GIVEN DATA

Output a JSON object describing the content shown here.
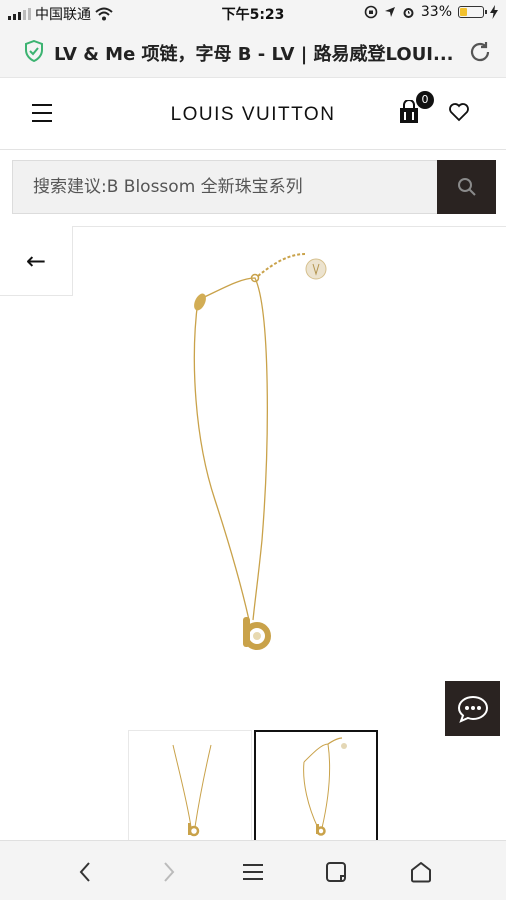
{
  "status_bar": {
    "carrier": "中国联通",
    "time": "下午5:23",
    "battery": "33%",
    "battery_level": 0.33
  },
  "address_bar": {
    "title": "LV & Me 项链，字母 B - LV | 路易威登LOUI..."
  },
  "header": {
    "logo": "LOUIS VUITTON",
    "cart_count": "0"
  },
  "search": {
    "placeholder": "搜索建议:B Blossom 全新珠宝系列"
  },
  "nav": {
    "back_arrow": "←"
  },
  "icons": {
    "shield": "shield-icon",
    "reload": "reload-icon",
    "menu": "menu-icon",
    "bag": "shopping-bag-icon",
    "heart": "heart-icon",
    "search": "search-icon",
    "chat": "chat-icon",
    "browser_back": "chevron-left-icon",
    "browser_forward": "chevron-right-icon",
    "browser_menu": "menu-icon",
    "browser_tabs": "tabs-icon",
    "browser_home": "home-icon"
  },
  "colors": {
    "accent_dark": "#2a2321",
    "shield_green": "#3cb371",
    "gold": "#c9a24a",
    "battery_yellow": "#f2c12e"
  }
}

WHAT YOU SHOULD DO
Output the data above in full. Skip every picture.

TASK RESPONSE
Output a JSON object describing the content shown here.
{
  "status_bar": {
    "carrier": "中国联通",
    "time": "下午5:23",
    "battery": "33%",
    "battery_level": 0.33
  },
  "address_bar": {
    "title": "LV & Me 项链，字母 B - LV | 路易威登LOUI..."
  },
  "header": {
    "logo": "LOUIS VUITTON",
    "cart_count": "0"
  },
  "search": {
    "placeholder": "搜索建议:B Blossom 全新珠宝系列"
  },
  "nav": {
    "back_arrow": "←"
  },
  "icons": {
    "shield": "shield-icon",
    "reload": "reload-icon",
    "menu": "menu-icon",
    "bag": "shopping-bag-icon",
    "heart": "heart-icon",
    "search": "search-icon",
    "chat": "chat-icon",
    "browser_back": "chevron-left-icon",
    "browser_forward": "chevron-right-icon",
    "browser_menu": "menu-icon",
    "browser_tabs": "tabs-icon",
    "browser_home": "home-icon"
  },
  "colors": {
    "accent_dark": "#2a2321",
    "shield_green": "#3cb371",
    "gold": "#c9a24a",
    "battery_yellow": "#f2c12e"
  }
}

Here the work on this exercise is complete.